Sanctions and administrative processes

At the federal and regional levels, complaints are dealt with primarily by the officials in the Industrial Relations units instead of by labour inspectors. At the district levels, labour officers handle both.

If labour inspectors observe that a workplace has failed to follow regulations, they may instruct the employer to correct the condition within a given period of time. Should this fail, the labour inspector shall then issue an order to the employer requiring him to alter the existing threat and to implement relevant safety or health measures. In case of doubt the inspector can report the incident to the minister, requesting an appropriate decision. Labour inspectors are not empowered to impose immediate sanctions. Fines can only be imposed by a court of law. According to Amendment No. 494 of2006, this shall not exceed 1,200 Birr. The inspectors can write formal notices to the employers, in cases where they feel laws or standards have been contravened. These notices can be issued on the spot or within a given timeframe after the inspection.

There is a general lack of prosecution with respect to OSH-related legislation. It has been indicated that judges and magistrates do not understand that inspectors have the authority to undertake prosecutions. Further training of labour inspectors is necessary to clarify this aspect of the process. Follow-ups are seldom undertaken due to the lack of resources.

Social partners and labour inspection

Primary social partners are the Ethiopia Employers’ Federation (EEF) and the Confederation of Ethiopian Trade Unions (CETU), through which the Tripartite Labour Advisory Board, have been involved in informal consultations with OSHWED on the formulation of the occupational safety and health policy.

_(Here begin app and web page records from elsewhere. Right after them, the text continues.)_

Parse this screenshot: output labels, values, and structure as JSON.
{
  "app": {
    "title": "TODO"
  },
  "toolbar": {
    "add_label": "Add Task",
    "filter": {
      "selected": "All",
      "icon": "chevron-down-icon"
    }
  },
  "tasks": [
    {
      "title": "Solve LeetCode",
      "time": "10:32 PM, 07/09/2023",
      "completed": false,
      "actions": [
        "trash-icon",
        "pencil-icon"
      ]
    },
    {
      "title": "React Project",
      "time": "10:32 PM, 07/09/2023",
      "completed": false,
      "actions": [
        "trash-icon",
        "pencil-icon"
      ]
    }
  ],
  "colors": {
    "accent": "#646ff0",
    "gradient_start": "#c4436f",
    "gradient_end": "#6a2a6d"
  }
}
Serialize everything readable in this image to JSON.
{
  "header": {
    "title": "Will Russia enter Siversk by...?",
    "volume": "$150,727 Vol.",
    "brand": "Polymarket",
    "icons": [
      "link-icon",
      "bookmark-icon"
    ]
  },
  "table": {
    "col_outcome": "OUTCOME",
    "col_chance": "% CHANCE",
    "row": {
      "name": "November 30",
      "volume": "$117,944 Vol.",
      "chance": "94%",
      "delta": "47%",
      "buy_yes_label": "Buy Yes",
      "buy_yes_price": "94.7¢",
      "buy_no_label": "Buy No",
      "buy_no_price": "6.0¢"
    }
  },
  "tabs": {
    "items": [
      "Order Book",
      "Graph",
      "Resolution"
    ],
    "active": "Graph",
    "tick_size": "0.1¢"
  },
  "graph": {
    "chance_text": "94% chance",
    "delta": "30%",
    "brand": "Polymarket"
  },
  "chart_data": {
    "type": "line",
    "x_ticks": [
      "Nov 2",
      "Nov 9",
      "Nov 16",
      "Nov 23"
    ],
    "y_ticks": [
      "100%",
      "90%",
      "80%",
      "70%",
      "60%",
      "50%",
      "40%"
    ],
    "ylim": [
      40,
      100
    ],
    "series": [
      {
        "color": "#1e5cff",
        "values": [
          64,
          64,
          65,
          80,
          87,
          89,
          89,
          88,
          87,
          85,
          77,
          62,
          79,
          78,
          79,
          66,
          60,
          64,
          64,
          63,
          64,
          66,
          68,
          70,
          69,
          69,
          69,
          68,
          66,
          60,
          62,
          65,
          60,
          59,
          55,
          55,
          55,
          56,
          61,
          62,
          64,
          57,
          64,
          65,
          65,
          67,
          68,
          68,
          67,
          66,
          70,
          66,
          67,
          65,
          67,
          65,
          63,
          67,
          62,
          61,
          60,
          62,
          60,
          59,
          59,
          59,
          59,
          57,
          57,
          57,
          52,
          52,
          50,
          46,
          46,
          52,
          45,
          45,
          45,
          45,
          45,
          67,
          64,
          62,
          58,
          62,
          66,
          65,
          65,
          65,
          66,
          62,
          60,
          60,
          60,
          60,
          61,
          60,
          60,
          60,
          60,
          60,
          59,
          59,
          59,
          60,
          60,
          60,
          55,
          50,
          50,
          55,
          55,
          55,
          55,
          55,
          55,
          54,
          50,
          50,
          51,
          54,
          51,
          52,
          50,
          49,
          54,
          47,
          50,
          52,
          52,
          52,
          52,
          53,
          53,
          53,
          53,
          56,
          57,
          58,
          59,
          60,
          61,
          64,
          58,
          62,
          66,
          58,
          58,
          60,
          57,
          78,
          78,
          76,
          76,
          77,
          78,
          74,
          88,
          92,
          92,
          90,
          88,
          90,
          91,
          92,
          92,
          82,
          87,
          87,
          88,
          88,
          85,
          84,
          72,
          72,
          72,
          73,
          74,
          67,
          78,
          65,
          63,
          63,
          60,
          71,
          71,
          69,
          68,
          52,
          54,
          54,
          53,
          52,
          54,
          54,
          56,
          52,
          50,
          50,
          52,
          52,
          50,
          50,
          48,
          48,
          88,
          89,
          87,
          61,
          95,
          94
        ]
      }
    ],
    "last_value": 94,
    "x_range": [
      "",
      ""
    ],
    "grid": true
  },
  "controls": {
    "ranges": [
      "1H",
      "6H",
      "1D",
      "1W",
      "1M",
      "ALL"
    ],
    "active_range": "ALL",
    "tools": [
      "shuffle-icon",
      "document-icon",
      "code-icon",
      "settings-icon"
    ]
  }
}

ILO Conventions ratified

Ethiopia has neither ratified Convention No. 81 nor No. 129, but has ratified Convention No. 155.